WEST PALM BEACH, Fla. (BP)–We can never do too much to support positive parental and community involvement in overseeing the growth and development of young people.
More than that, the continuous role of the church as part of this involvement to instill respect and wholesome regard for the lives and property of others is invaluable.
Studies consistently show that the three-fold cords of family, church and community involvement in the lives of all youth, particularly at-risk youth, is an invaluable asset to the safety and success of these young developing lives.
Byron R. Johnson, director and distinguished fellow at the Center for Research on Religion and Urban Civil Society at the University of Pennsylvania, concluded in a recent study that “religious institutions such as churches are well suited to produce the relational networks of social and emotional support that help prevent at risk youth from participating in negative behavioral outcomes such as crime.”
Johnson’s study focused on the particular needs of vulnerable urban black youth. But children are children, and the guidance and supervision some children need for successful development can doubtless be applied to the developmental requirements of all.
Just days ago, Boca Raton, Fla., experienced a tragedy. A young man celebrating his 16th birthday was shot dead while playing an after-midnight prank on neighbors by banging on doors and running away. Unfortunately, the last door upon which the youth knocked ended his life when the homeowner shot the boy as he ran away, according to The Palm Beach Post.
The death has brought sadness to the community, and it should. The sudden death of a teenager while celebrating a rite-of-passage birthday is a tragedy. The event has brought division to the community, an outcry and pending litigation against the homeowner involved.
But what is equally tragic in this dark drama is that no one — not the church of which this youngster was a vital part, not members of community who have rallied valiantly with the bereaved parents and against the homeowner, not the parents — have once said publicly that the silly prank was inappropriate.
At this time, Palm Beach County authorities have alleged no crime against the homeowner. While waiting, it is clear through preliminary scrutiny that the death of this child might have been avoided.
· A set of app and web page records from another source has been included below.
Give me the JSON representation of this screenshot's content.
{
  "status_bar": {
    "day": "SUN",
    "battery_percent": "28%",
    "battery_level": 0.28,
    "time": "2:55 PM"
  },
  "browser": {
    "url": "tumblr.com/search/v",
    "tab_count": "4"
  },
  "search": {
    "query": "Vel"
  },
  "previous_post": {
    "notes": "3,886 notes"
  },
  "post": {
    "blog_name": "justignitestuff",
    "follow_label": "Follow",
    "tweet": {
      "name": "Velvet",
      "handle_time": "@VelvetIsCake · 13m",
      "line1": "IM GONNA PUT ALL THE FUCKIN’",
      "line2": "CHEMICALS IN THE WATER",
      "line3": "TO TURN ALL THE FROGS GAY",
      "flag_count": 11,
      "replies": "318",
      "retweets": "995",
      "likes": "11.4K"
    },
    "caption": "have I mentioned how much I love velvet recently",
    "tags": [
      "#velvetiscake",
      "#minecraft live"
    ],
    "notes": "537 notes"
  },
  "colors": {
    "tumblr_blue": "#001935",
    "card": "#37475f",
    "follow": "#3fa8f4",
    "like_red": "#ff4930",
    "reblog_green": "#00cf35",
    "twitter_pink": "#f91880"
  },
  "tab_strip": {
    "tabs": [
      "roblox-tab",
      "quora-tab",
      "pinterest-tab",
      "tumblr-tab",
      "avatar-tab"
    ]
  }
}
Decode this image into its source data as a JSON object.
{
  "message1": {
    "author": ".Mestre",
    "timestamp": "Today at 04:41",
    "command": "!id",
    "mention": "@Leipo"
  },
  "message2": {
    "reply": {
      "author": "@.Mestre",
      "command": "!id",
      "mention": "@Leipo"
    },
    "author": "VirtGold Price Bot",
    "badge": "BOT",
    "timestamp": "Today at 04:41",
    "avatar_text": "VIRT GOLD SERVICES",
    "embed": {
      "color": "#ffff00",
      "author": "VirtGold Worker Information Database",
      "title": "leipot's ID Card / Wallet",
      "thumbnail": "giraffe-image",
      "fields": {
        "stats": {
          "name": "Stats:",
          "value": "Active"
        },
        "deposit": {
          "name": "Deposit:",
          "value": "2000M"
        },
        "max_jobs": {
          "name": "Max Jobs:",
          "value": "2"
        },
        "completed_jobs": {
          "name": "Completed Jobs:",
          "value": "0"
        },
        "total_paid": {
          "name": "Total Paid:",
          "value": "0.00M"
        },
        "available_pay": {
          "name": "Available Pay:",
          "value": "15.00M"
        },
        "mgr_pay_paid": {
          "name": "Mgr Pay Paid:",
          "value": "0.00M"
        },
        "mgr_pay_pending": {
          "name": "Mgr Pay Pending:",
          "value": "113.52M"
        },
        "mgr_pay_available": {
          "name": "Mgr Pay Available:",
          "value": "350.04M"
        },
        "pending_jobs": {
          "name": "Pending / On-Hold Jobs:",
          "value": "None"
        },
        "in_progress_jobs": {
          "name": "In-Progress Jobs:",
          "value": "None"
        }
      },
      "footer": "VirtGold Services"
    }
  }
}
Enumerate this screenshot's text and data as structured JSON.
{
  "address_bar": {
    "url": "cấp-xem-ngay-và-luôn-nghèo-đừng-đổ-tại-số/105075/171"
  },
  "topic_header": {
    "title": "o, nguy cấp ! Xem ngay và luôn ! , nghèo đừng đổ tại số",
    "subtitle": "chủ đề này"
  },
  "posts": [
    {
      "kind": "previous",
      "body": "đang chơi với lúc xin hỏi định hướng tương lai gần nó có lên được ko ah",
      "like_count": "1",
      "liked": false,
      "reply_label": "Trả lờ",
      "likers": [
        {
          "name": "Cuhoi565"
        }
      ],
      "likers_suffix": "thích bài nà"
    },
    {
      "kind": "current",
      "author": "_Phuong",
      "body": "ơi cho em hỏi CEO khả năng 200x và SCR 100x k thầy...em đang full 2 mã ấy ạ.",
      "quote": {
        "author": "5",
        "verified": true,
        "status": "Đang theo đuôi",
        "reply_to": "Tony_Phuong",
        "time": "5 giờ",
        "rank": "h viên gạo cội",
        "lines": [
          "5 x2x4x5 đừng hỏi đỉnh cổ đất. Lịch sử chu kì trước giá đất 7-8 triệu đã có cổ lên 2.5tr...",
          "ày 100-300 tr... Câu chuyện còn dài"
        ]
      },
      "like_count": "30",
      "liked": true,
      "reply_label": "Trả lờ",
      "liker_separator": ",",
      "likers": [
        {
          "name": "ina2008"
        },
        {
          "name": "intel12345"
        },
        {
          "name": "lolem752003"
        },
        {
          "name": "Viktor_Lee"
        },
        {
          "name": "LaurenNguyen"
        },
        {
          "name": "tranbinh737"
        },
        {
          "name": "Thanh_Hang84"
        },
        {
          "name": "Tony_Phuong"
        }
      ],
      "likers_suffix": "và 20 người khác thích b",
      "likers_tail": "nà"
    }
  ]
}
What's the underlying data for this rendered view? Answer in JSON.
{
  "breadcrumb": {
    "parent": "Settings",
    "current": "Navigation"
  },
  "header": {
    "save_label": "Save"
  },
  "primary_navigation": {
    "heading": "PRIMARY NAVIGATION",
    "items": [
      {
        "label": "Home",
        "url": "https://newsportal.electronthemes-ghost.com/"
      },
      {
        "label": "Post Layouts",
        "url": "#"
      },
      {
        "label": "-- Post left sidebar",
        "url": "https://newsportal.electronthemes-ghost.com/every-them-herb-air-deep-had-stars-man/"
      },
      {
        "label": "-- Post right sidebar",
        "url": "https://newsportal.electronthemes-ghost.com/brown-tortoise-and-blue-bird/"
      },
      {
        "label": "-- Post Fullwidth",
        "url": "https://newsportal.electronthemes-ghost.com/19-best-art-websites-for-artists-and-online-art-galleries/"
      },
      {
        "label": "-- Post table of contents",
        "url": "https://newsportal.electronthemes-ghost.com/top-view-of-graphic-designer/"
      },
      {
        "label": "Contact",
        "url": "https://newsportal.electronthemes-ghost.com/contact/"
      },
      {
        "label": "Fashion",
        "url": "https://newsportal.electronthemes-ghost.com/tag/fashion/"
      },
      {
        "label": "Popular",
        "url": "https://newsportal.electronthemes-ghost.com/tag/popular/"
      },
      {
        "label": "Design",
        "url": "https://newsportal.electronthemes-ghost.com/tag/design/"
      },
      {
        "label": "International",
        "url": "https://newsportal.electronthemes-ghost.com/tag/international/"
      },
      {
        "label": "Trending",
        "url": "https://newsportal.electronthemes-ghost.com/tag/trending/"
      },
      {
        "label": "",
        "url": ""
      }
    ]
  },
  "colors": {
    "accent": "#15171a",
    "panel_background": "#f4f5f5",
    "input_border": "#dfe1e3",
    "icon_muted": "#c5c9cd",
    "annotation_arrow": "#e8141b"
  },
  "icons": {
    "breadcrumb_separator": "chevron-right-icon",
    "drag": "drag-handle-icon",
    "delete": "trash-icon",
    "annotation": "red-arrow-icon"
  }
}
It represents a three-fold experience of failure on the part of the parents, the church and the community to provide a safe refuge for a child who needed moral guidance and an understanding of what possible situations could bring danger to his life.
But the stark reality is that though the church can provide priceless assistance to parents in childrearing, and clear-cut community standards the same, absolutely nothing can substitute for the proactive and productive role of parents in training their own children how to navigate the choppy waters of childhood, adolescence and young adulthood and how to become future assets to themselves and to the society in which they will live.
Emery Twoey, associate professor of education and psychology at Palm Beach Atlantic University, has written in his new book “Proteen: A Positive Approach to Understanding Adolescents,” that parents should “help your kids to resist peer pressure by getting involved with their friends; don’t just hope for the best. As you [parents] get more involved, you [parents] limit the opportunities your kids and their friends have for misbehavior.”
Twoey also writes, “A kid’s main agenda is to play, and teenagers are no exception. Fun is their main motivation, and what responsible behavior is to them is strikingly different than what it is for adults.”
“Good choices,” Twoey notes, “are necessary for an adolescent to successfully cultivate positive character development,” and parents are the chief purveyors of such cultivation and development.
A “Proteen” approach to parenting seems like a winning approach to parenting. The death of the Boca Raton youngster will ever linger as a regrettable, senseless tragedy.
By the way, parents: Do you know where your children are?
Terriel R. Byrd, Ph.D., is assistant professor of religion and director of urban ministries studies at Palm Beach Atlantic University in West Palm Beach, Fla.